Surrounded by a handful of anti-fracking lobbyists following his presentation, Wyman told them the project proposal the company intends to submit for screening does not include a fracking option.

Should the company decide down the road to use hydraulic fracturing, it would have to go back before the assessment board and the regulatory agencies, he explained.

Wyman told the lobbyists the subsurface structure in the area of Eagle Plain occupied by Northern Cross is not of the shale type requiring fracking to release the hydrocarbons, as it is in southeast Yukon and across the way in the N.W.T.

Comments (1)

Up 4 Down 13

June Jackson on Jun 18, 2014 at 12:55 pm

Me thinks he (Richard Wyman) protests too much..

This site is a real good info site regarding what is going on in Canada..it is factual, not judgmental.


In June of 2013 NC DID submit an application "NCY was considering the possibility of using hydraulic fracturing as a method of resource extraction." The crap hit the fan about this time with YESAB posting publicly, (as it is required to do by law) the details of Project # 2012-0140. So much on the fan that NC "formally requesting that hydraulic fracture stimulation be removed from consideration as part of the project". Read about it here.


These people do not have the best interests of anyone or anything at heart..they are about money.

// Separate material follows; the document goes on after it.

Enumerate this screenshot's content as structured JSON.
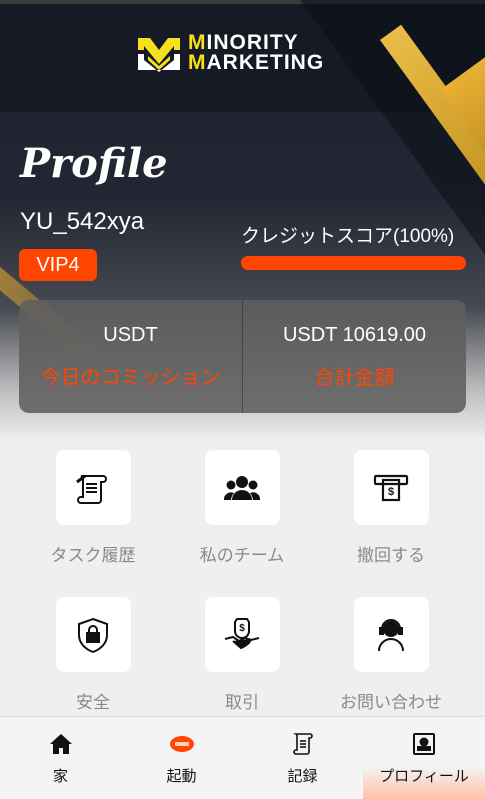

That's what big business does. They aren't a social welfare program.

"Wyman told the audience Northern Cross is committed to safety, respect, honesty, team work, inclusion and the environment." Maybe..as long as it doesn't cost them any money.

Add your comments or reply via Twitter @whitehorsestar

In order to encourage thoughtful and responsible discussion, website comments will not be visible until a moderator approves them. Please add comments judiciously and refrain from maligning any individual or institution. Read about our user comment and privacy policies.

Your name and email address are required before your comment is posted. Otherwise, your comment will not be posted.